**WHAT YOU NEED TO DO**
Match the string "circle" against each line below, and copy every line that matches.

[Excerpts from an interface dataset]
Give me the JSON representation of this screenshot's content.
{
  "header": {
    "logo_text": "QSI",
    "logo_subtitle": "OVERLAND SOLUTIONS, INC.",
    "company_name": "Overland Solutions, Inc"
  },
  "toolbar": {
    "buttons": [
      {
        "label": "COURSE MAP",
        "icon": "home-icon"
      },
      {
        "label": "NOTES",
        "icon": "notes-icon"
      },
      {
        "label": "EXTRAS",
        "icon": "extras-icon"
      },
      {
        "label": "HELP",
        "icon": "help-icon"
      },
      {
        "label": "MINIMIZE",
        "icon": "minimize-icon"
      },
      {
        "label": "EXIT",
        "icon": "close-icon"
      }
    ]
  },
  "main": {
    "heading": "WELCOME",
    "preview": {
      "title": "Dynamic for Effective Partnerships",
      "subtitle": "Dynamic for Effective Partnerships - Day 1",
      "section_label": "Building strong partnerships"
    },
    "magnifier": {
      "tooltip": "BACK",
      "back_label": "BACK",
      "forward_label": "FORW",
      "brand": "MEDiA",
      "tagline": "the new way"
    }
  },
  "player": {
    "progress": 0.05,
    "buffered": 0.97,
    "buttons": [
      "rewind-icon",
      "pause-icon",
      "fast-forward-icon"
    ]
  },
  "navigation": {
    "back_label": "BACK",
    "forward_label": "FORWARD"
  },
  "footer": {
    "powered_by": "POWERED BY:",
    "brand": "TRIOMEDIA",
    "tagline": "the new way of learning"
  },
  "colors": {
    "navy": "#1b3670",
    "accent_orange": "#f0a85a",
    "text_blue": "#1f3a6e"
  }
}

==

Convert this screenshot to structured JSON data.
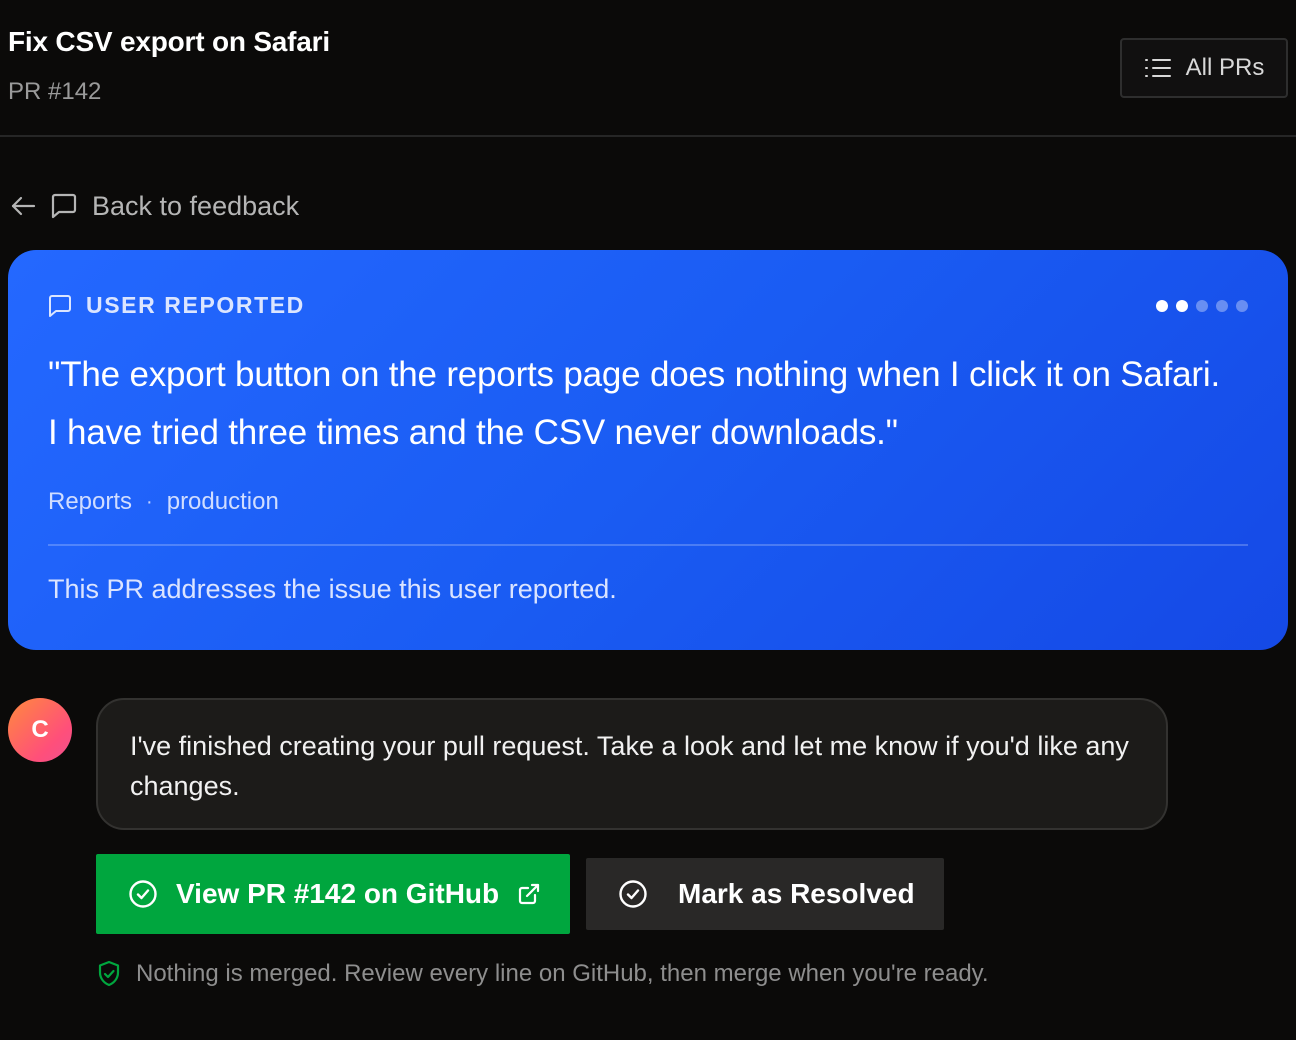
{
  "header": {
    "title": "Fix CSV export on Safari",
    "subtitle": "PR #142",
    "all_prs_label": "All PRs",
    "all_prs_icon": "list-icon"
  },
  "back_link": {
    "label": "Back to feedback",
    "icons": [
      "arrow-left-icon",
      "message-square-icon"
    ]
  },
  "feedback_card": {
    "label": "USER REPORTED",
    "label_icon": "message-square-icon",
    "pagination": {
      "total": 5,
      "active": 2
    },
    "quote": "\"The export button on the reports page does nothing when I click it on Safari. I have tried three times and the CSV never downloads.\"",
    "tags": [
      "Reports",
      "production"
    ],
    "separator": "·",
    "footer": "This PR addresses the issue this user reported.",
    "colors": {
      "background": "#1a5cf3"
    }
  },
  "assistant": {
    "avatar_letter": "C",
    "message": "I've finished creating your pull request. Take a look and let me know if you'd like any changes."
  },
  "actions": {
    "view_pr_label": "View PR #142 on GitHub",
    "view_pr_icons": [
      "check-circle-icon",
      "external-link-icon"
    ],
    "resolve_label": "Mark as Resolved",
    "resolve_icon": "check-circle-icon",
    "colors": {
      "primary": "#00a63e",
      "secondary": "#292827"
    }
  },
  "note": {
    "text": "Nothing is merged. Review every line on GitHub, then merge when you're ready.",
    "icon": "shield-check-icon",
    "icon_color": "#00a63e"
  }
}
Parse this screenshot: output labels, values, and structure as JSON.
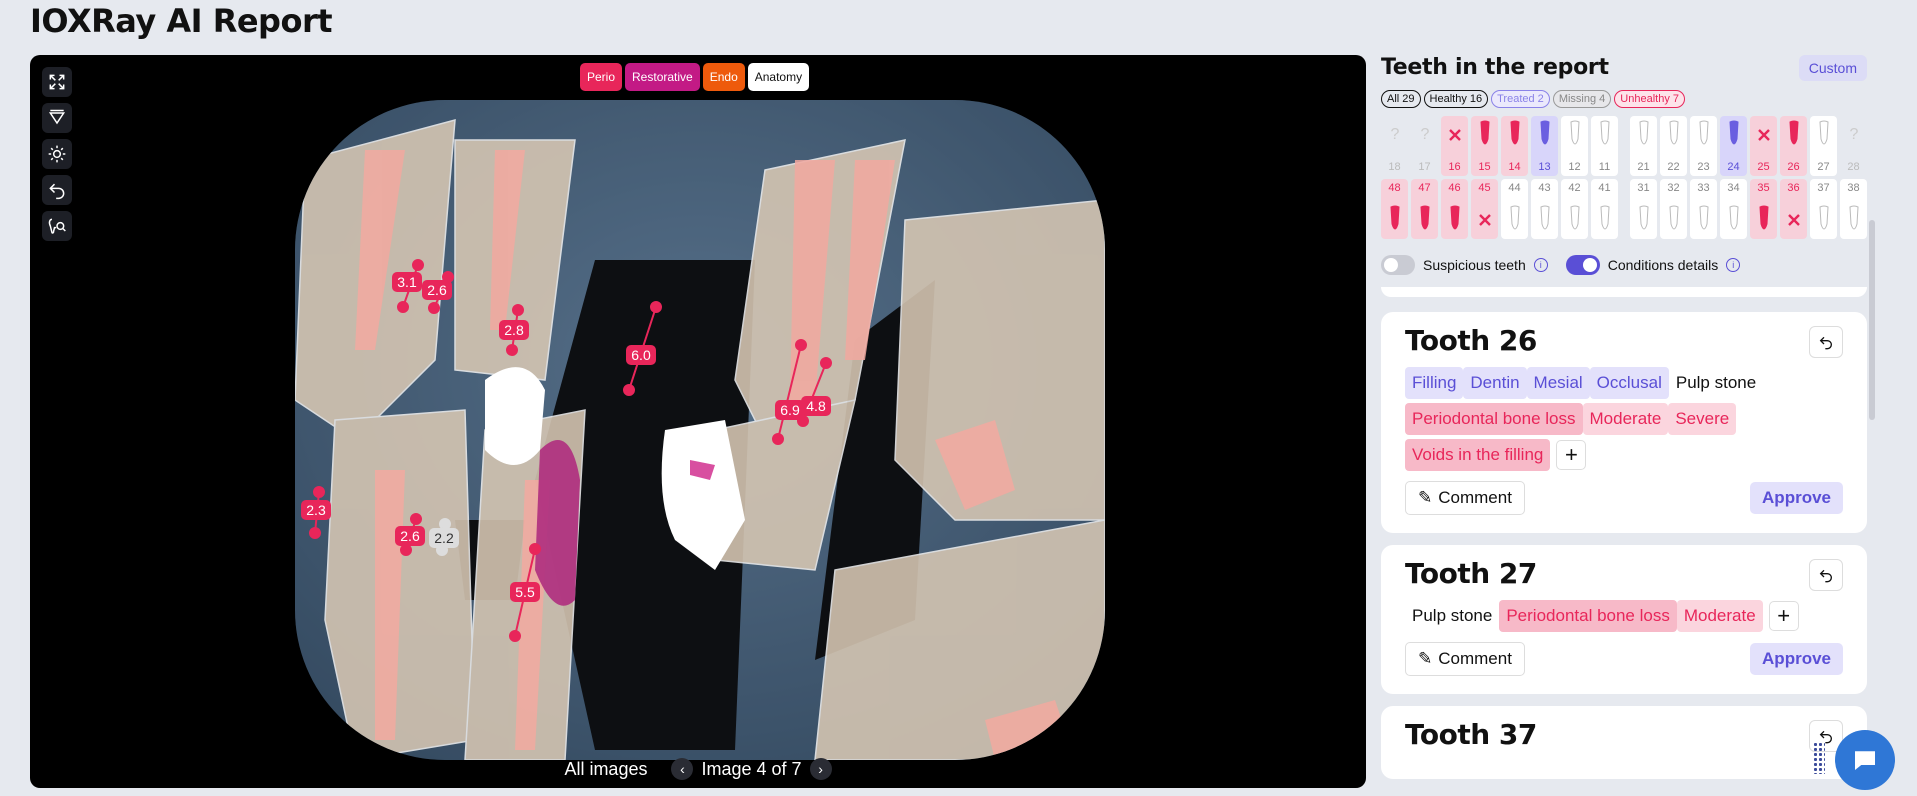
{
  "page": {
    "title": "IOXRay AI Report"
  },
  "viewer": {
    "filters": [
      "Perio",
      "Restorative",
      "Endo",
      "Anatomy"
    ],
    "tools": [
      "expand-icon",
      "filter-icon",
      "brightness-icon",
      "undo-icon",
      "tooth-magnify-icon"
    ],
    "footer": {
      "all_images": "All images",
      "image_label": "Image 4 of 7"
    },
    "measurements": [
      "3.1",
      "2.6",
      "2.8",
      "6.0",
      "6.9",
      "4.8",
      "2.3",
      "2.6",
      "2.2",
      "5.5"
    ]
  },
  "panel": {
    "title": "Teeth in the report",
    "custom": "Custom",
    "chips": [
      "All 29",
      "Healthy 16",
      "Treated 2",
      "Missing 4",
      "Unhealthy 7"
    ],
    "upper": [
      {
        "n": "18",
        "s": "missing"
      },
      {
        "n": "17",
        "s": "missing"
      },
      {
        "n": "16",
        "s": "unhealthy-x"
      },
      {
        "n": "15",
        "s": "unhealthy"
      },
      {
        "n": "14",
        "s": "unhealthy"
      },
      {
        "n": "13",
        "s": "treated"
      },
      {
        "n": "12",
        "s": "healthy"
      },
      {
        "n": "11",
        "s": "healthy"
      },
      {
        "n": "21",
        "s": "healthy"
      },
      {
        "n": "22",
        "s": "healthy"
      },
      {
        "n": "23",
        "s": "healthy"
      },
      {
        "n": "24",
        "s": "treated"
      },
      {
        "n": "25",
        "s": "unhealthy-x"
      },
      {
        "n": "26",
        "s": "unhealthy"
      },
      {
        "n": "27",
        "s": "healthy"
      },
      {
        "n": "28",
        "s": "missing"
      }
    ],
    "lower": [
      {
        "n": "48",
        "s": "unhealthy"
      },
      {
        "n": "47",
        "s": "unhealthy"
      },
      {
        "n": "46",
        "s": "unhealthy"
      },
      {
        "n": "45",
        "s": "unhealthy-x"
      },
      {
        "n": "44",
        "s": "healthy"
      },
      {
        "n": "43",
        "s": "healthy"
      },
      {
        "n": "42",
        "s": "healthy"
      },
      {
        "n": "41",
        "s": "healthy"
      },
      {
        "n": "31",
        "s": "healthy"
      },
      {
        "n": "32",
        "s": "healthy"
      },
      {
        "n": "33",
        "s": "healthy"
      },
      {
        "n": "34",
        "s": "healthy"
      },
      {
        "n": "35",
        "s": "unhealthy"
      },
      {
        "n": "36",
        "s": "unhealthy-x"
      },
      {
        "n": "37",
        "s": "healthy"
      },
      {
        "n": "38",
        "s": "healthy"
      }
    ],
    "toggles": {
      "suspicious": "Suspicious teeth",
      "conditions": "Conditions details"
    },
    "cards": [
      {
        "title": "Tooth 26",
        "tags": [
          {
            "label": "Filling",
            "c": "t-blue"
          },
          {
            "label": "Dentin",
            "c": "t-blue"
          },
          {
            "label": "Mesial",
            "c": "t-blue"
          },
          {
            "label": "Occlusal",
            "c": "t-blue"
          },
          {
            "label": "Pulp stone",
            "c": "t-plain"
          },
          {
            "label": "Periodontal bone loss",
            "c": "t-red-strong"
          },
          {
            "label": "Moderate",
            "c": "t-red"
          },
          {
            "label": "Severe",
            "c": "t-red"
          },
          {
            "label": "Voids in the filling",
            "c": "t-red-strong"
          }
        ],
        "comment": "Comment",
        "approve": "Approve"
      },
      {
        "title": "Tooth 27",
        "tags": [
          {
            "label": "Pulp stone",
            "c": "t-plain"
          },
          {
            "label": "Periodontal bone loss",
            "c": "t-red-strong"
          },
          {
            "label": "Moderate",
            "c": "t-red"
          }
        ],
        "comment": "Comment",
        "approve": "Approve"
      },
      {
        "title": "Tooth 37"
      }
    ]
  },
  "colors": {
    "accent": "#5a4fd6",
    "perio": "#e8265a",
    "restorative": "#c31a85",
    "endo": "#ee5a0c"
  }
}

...

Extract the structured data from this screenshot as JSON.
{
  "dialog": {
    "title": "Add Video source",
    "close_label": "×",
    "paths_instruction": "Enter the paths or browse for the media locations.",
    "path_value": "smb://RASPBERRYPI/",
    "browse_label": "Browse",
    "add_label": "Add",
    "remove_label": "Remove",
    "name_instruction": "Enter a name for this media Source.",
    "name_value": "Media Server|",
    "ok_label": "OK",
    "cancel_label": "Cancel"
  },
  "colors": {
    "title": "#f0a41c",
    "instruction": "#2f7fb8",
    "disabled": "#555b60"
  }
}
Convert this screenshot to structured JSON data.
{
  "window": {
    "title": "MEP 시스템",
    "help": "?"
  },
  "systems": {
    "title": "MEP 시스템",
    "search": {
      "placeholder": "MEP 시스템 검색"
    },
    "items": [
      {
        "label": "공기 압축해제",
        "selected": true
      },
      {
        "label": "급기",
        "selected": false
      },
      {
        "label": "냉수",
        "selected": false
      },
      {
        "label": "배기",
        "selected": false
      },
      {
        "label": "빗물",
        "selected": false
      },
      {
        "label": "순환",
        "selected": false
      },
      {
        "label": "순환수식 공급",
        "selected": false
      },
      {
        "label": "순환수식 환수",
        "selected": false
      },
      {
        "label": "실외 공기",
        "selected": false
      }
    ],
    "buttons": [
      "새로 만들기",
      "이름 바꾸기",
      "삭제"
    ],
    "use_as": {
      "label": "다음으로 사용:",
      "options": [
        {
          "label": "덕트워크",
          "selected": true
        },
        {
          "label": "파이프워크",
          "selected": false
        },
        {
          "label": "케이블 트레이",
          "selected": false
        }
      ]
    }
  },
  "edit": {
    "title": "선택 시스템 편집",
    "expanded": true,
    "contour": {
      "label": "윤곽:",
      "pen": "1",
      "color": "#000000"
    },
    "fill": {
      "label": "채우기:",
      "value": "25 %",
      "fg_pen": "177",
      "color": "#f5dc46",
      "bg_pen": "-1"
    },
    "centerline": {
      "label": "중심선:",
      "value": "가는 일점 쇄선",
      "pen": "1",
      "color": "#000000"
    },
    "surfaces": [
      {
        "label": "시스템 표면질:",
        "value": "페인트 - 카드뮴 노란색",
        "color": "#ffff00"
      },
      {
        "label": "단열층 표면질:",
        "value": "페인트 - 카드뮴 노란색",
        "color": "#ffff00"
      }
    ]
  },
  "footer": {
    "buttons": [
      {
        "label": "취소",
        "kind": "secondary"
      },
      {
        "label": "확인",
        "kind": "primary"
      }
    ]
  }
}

**PROBLEM SOLUTION**
      "check-circle-icon",
    "resolve_icon": "check-circle-icon",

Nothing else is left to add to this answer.